That may be why I’m so fascinated with flat places. The western part of Ohio is very flat and fertile. Here you find large farms and expansive lawns. Everywhere you look it seems people have landing strips for their small aircraft.
One thing that always amazes me about flat places is how big the sky seems.
I live high on a ridge but tall trees block the view so the sky I see doesn’t appear that expansive. In places like Highland County, Ohio and in the western states, the sky goes on forever.
The other great thing about this kind of farmland is the abundance of barns and silos. I saw many on Saturday’s journey and stopped to admire more than a few.
The barn pictured above was among my favorites because of its simplicity. It’s nothing fancy but has been around a long time and looks sturdy. It gets the job done and proves that utility can be beautiful. As big as this barn is, it seems dwarfed by the sky as well.
I offer all of this as a reminder that we all live under the same sky but it doesn’t look the same for everyone. Mull that over as you go about your business today. It can be an eye opening exercise to think about the world from someone else’s perspective.
The National Mall in Washington, D.C. is filled with monuments meant to inform and move. Of these, none personifies the humanity of war like the Korean War Memorial. It features nineteen stainless steel statues representing Army, Navy, Marines and Air Force members who served. At around seven feet tall, they are just slightly larger than life and look like they could step through the junipers and begin talking to you.
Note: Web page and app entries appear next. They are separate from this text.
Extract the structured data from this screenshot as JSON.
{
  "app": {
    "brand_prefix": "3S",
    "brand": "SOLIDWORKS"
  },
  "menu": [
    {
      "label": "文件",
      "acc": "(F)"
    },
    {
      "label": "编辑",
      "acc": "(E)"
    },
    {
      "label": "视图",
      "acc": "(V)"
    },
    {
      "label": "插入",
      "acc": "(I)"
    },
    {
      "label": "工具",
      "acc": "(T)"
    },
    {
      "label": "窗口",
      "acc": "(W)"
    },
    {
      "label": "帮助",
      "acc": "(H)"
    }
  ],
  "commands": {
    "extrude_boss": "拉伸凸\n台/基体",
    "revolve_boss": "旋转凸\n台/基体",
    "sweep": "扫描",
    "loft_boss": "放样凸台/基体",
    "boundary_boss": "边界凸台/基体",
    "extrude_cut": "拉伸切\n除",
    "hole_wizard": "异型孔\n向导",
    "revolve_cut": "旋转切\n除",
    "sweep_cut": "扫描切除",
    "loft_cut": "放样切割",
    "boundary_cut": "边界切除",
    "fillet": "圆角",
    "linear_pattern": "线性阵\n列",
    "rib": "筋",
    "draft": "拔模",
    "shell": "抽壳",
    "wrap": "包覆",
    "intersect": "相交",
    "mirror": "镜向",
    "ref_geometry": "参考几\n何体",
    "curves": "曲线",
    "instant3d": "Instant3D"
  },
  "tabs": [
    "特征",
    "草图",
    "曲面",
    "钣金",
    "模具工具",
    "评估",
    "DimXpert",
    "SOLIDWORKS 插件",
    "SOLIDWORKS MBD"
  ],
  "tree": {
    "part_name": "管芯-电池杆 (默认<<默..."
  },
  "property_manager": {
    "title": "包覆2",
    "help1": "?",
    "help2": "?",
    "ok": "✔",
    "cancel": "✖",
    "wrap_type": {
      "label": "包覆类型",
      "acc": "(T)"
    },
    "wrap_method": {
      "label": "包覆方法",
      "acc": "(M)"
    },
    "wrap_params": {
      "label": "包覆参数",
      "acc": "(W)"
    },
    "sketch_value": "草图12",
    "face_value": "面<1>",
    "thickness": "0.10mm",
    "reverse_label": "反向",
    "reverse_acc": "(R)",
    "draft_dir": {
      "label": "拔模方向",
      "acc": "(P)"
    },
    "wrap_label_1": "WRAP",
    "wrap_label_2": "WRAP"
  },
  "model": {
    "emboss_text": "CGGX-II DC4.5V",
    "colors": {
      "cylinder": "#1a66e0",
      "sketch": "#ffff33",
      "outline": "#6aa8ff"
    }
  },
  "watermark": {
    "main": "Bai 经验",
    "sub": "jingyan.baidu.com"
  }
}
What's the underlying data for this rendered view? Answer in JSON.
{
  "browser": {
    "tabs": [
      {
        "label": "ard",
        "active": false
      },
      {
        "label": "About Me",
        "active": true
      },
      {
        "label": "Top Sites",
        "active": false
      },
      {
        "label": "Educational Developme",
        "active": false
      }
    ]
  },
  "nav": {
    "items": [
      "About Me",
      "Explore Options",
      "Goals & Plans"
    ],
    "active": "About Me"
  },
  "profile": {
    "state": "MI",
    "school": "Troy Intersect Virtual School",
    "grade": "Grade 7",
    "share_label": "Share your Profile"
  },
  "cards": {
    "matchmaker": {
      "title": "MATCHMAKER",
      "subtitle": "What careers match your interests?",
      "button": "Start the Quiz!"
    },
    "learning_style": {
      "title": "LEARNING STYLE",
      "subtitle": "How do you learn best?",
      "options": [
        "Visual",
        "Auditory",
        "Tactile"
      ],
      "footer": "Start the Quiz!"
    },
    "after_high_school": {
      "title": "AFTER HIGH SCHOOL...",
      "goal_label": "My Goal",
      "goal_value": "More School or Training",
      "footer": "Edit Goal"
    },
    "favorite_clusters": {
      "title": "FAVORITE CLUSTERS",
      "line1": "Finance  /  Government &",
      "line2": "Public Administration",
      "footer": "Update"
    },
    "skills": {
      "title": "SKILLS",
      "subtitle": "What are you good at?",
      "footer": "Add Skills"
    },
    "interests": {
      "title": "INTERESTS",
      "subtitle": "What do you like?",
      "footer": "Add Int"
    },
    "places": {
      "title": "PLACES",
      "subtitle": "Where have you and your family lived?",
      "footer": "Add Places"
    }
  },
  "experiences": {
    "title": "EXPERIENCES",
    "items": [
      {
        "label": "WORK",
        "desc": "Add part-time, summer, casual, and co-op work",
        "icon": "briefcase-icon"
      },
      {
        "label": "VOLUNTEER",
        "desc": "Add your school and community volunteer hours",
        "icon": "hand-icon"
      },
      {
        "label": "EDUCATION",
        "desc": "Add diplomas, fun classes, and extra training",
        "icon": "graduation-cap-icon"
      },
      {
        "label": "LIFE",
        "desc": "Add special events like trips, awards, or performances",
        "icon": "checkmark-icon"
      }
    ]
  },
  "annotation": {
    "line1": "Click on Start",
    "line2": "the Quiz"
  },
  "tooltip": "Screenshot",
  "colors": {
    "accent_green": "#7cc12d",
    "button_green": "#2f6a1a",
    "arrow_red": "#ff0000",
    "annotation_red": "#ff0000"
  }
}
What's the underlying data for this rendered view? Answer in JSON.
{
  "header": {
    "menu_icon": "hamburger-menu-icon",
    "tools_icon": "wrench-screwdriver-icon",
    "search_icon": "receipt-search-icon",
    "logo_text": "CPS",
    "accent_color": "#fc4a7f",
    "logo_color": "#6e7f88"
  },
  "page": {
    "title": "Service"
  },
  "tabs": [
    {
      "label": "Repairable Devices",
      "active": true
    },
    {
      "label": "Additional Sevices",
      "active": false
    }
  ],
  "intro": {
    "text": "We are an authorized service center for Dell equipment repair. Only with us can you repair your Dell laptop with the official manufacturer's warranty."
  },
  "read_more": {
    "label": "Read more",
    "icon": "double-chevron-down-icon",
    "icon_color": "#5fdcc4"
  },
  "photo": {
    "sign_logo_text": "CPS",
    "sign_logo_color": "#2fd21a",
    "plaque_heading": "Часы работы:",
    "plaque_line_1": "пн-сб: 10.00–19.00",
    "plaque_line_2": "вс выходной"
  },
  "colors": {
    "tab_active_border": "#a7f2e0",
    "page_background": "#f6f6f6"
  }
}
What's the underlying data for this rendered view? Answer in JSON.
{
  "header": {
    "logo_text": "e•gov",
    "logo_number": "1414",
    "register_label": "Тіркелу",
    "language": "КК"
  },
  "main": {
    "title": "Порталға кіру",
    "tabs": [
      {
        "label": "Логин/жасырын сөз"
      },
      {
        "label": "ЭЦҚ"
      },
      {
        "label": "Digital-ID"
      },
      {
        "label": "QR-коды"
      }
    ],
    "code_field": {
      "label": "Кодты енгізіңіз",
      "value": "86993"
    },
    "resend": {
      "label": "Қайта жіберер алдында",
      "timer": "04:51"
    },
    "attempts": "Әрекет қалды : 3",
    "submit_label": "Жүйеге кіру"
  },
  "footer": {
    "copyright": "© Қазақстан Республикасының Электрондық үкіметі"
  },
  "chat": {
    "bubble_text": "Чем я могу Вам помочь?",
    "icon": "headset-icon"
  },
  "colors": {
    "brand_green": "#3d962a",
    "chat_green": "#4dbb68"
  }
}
Look closely at the wall and you’ll see the reflections of those statues.
The dedication stone summarizes the significance beautifully.
Our nation honors her sons and daughters who answered the call to defend a country they never knew and a people they never met.
This winter has been extremely mild. So mild, in fact, that we’ve hardly seen any snow. Everyone is ecstatic except for me.
Ohio is bleak and ugly in the winter time. Trees are stripped of leaves. The grass is dead and things are muddy because we’ve seen lots of rain in lieu of snow. It’s depressing.
Snow makes everything look pretty, as though the world has been tucked in for a long nap under a fluffy white blanket. One of my favorite pastimes is stomping around in it with my camera, trying to find new ways to make the trees and hills of my yard look fresh and new in pictures.
I also enjoy hiking in it.
And, of course, spending a quiet weekend cozied up with a book in a chair where I can glance up at the falling snow Is nice too.
We often have snow for Martin Luther King weekend so I was hopeful. Nope. More rain.